#### DATA FOR PROCESSING
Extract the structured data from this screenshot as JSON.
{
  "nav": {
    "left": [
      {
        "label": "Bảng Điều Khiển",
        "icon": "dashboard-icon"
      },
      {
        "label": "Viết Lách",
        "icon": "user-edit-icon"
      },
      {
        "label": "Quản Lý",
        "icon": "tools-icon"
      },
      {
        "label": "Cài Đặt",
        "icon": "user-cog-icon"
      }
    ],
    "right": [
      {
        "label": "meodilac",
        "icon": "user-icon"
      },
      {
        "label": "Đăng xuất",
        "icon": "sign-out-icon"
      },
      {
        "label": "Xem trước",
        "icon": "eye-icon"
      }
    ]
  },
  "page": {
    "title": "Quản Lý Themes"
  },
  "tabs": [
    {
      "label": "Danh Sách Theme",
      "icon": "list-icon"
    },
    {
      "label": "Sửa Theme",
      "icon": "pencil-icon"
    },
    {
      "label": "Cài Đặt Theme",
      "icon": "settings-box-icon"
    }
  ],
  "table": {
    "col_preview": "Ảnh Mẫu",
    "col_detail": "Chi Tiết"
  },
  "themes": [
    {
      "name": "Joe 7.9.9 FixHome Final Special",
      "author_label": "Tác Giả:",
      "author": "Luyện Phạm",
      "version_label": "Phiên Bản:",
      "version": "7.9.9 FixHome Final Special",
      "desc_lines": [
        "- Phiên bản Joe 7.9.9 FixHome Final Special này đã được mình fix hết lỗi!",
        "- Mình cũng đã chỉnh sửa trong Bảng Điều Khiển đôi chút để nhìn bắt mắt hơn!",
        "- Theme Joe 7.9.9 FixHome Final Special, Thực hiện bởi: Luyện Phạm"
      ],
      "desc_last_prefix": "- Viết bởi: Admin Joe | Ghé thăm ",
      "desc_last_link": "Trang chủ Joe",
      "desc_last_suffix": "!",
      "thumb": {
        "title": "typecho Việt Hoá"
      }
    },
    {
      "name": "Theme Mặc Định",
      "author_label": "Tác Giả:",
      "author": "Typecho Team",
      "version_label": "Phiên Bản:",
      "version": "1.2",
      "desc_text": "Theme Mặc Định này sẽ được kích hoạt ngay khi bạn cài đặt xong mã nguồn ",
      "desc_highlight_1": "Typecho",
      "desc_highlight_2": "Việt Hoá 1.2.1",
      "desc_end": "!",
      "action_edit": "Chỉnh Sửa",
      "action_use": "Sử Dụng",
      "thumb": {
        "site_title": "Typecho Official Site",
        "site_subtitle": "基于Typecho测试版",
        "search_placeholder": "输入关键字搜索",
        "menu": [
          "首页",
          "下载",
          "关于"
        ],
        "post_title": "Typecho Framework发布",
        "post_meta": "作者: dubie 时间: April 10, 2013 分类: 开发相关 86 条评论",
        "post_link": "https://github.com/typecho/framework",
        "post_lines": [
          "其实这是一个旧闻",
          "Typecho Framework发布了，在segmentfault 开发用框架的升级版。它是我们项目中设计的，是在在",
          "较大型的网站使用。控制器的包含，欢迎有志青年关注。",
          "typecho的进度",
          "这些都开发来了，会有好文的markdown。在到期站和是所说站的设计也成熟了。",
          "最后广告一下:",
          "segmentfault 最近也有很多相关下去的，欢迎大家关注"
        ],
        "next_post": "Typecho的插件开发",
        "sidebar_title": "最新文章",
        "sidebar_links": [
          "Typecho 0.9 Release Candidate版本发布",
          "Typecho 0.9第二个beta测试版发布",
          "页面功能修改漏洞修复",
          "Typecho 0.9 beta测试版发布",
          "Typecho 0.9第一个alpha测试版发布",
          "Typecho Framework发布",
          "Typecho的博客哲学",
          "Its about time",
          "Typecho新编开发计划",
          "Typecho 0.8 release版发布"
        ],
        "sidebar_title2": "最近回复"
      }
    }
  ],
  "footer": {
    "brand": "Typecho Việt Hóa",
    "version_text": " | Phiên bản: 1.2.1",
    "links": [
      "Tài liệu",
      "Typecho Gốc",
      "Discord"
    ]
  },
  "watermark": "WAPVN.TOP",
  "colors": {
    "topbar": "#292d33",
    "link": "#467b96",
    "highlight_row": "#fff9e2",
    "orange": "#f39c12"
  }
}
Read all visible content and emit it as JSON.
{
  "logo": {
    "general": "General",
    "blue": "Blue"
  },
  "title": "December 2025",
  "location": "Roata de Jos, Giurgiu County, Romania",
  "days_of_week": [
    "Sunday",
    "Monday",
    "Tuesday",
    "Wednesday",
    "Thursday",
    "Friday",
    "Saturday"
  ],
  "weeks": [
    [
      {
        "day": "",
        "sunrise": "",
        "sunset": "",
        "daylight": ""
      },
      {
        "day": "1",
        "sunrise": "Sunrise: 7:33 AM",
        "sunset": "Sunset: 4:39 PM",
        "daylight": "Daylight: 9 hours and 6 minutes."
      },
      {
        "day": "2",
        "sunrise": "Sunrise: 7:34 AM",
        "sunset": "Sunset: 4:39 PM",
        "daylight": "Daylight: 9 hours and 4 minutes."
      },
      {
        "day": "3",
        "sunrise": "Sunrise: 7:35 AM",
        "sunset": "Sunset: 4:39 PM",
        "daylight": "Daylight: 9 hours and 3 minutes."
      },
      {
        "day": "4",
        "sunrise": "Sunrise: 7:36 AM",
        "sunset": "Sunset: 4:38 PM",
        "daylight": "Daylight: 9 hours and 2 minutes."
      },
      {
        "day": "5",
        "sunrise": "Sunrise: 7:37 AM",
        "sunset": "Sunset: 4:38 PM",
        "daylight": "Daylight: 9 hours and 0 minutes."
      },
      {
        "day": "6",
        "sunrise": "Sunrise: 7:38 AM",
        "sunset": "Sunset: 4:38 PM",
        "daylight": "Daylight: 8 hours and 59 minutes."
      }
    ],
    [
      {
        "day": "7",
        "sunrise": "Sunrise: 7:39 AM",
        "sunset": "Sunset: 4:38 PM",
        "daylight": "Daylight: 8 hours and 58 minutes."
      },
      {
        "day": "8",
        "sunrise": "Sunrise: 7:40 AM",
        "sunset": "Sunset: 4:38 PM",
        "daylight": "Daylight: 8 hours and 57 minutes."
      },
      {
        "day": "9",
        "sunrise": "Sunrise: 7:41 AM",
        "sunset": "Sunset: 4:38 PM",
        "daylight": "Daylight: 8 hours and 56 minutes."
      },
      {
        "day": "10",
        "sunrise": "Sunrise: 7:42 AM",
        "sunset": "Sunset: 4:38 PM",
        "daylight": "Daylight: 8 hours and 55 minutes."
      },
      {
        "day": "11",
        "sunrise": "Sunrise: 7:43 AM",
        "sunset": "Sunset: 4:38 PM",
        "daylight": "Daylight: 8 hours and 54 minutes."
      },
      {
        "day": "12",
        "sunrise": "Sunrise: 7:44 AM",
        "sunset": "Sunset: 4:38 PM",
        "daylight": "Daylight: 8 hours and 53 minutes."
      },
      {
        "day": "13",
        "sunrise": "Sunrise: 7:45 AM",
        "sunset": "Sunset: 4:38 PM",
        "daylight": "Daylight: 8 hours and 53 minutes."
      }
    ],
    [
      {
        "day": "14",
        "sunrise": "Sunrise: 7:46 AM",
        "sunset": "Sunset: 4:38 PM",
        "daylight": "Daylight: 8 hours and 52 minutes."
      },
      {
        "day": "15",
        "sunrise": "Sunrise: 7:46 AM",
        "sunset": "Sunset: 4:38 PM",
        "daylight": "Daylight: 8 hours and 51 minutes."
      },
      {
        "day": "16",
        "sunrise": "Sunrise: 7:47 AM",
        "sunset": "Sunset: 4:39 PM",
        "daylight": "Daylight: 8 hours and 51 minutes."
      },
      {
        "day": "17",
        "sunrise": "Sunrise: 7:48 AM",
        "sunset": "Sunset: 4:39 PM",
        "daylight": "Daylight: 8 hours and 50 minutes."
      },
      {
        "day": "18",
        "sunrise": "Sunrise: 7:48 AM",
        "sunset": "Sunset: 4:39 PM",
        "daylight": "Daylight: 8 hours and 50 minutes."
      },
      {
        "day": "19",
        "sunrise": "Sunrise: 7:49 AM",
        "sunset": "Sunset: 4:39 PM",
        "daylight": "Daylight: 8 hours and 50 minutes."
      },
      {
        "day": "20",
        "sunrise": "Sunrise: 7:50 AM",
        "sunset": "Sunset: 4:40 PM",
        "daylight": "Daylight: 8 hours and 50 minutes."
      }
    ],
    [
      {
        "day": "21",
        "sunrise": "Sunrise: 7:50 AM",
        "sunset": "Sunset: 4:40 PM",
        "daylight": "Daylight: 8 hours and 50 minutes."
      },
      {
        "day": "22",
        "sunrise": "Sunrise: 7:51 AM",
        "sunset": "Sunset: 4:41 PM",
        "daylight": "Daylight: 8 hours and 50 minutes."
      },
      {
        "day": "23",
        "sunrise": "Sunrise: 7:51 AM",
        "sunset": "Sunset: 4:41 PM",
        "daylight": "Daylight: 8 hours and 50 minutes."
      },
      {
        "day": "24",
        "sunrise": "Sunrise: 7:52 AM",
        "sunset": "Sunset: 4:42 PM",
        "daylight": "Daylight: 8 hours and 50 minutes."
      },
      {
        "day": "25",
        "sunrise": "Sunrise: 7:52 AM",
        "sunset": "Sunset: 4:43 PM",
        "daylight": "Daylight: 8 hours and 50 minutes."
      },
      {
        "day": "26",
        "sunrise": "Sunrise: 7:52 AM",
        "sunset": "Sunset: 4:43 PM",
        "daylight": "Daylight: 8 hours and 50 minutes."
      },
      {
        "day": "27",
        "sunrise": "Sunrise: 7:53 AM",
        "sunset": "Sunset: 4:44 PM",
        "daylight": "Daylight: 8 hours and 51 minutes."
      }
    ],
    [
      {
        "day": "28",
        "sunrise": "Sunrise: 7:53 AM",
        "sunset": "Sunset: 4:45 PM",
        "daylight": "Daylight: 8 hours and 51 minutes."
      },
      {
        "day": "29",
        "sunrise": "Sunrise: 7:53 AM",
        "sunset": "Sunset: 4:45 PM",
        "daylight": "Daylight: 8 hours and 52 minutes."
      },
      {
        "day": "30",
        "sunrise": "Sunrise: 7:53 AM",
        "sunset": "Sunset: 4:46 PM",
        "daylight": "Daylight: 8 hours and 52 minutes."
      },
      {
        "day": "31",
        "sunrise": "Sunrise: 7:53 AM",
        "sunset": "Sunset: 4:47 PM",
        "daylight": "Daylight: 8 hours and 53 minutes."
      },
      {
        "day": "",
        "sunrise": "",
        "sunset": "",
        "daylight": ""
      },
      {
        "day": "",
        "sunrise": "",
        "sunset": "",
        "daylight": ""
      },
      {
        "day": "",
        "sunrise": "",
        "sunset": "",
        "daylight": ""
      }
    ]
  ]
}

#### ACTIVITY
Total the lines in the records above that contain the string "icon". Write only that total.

#### EXERCISE ANSWER
10